Friends of Kelsey Park

Kelsey Park is in Beckenham, Kent. The objectives of the group are the conservation and protection of the park’s ecology, plants, animals, birds and its beauty. Its intention is to provide educatio...

Group, Community / Clubs, Gardens / Agriculture

1 memorial
Friends of Norwood Grove

Friends of Norwood Grove

Active in 1986 but it seems dormant now, 2022.

Group, Community / Clubs, Gardens / Agriculture

1 memorial
Manor of Hyde

Manor of Hyde
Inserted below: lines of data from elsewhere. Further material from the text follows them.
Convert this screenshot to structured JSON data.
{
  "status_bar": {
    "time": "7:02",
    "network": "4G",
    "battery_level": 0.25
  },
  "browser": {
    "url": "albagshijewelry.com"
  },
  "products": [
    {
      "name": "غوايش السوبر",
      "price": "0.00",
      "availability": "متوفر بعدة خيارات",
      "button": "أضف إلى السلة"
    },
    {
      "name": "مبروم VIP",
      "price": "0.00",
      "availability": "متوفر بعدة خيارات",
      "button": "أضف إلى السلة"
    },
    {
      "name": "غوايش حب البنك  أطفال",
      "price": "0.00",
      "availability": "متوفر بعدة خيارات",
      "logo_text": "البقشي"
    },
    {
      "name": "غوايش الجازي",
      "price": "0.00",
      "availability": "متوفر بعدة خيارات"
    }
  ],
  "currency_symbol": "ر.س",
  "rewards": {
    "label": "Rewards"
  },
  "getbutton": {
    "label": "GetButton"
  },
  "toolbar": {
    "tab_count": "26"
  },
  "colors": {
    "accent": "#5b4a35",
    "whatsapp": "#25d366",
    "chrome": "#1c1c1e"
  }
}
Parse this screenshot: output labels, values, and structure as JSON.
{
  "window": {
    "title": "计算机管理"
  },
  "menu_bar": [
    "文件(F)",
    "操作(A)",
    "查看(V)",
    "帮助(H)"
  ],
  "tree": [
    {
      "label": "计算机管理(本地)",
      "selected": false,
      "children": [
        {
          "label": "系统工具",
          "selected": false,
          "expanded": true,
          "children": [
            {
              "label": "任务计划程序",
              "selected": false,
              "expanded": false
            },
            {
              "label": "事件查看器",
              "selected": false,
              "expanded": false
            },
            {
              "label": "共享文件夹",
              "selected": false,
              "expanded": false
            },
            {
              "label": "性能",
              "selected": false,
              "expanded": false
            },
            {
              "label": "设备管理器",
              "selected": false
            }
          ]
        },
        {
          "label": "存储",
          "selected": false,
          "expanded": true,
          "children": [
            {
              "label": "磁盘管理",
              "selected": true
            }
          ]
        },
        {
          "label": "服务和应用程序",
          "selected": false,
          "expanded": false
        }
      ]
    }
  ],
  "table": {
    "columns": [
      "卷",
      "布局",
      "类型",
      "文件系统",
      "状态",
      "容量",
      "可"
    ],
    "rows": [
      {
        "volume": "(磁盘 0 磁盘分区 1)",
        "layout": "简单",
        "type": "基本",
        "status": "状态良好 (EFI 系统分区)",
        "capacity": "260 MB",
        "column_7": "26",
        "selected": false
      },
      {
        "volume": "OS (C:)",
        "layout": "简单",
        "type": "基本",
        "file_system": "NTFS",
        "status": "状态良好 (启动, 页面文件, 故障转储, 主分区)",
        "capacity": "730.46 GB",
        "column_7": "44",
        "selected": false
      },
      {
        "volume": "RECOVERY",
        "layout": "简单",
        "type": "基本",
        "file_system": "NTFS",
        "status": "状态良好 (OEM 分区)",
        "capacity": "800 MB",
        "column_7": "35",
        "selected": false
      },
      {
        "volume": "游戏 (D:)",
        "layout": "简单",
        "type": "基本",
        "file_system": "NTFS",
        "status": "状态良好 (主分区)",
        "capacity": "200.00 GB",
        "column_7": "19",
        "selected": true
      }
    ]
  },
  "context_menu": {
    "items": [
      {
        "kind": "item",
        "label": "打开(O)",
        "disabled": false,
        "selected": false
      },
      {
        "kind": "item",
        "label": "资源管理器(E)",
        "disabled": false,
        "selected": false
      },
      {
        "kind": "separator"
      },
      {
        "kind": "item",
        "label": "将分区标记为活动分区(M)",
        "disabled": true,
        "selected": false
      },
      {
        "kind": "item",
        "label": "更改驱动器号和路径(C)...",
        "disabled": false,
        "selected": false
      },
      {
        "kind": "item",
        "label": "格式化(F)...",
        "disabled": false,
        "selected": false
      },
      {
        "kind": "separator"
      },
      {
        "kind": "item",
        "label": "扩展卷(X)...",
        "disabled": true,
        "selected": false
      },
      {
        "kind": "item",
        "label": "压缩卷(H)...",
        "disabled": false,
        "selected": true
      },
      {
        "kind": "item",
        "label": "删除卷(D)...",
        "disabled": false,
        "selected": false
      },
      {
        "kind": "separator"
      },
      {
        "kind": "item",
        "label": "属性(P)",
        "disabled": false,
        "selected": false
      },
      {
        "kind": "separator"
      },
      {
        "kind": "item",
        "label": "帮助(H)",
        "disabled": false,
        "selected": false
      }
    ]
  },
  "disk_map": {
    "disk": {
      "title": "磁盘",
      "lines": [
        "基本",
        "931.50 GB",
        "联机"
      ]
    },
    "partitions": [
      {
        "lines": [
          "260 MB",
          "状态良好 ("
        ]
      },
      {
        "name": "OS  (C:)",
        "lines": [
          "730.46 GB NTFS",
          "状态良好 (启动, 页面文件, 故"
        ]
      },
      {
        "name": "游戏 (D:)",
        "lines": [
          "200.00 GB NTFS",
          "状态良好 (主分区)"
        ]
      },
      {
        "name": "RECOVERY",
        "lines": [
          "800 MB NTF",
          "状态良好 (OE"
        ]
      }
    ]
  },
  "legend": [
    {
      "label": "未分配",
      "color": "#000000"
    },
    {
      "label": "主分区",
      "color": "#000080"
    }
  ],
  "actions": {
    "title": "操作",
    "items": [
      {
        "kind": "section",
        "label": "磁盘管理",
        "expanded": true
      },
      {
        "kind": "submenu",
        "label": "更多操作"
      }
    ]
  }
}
An area roughly equivalent to modern-day Hyde Park. It was owned by Westminster Abbey, and its woods afforded both fire-wood and shelter for the monks and for their game and water-fowl.

Place, Gardens / Agriculture

1 memorial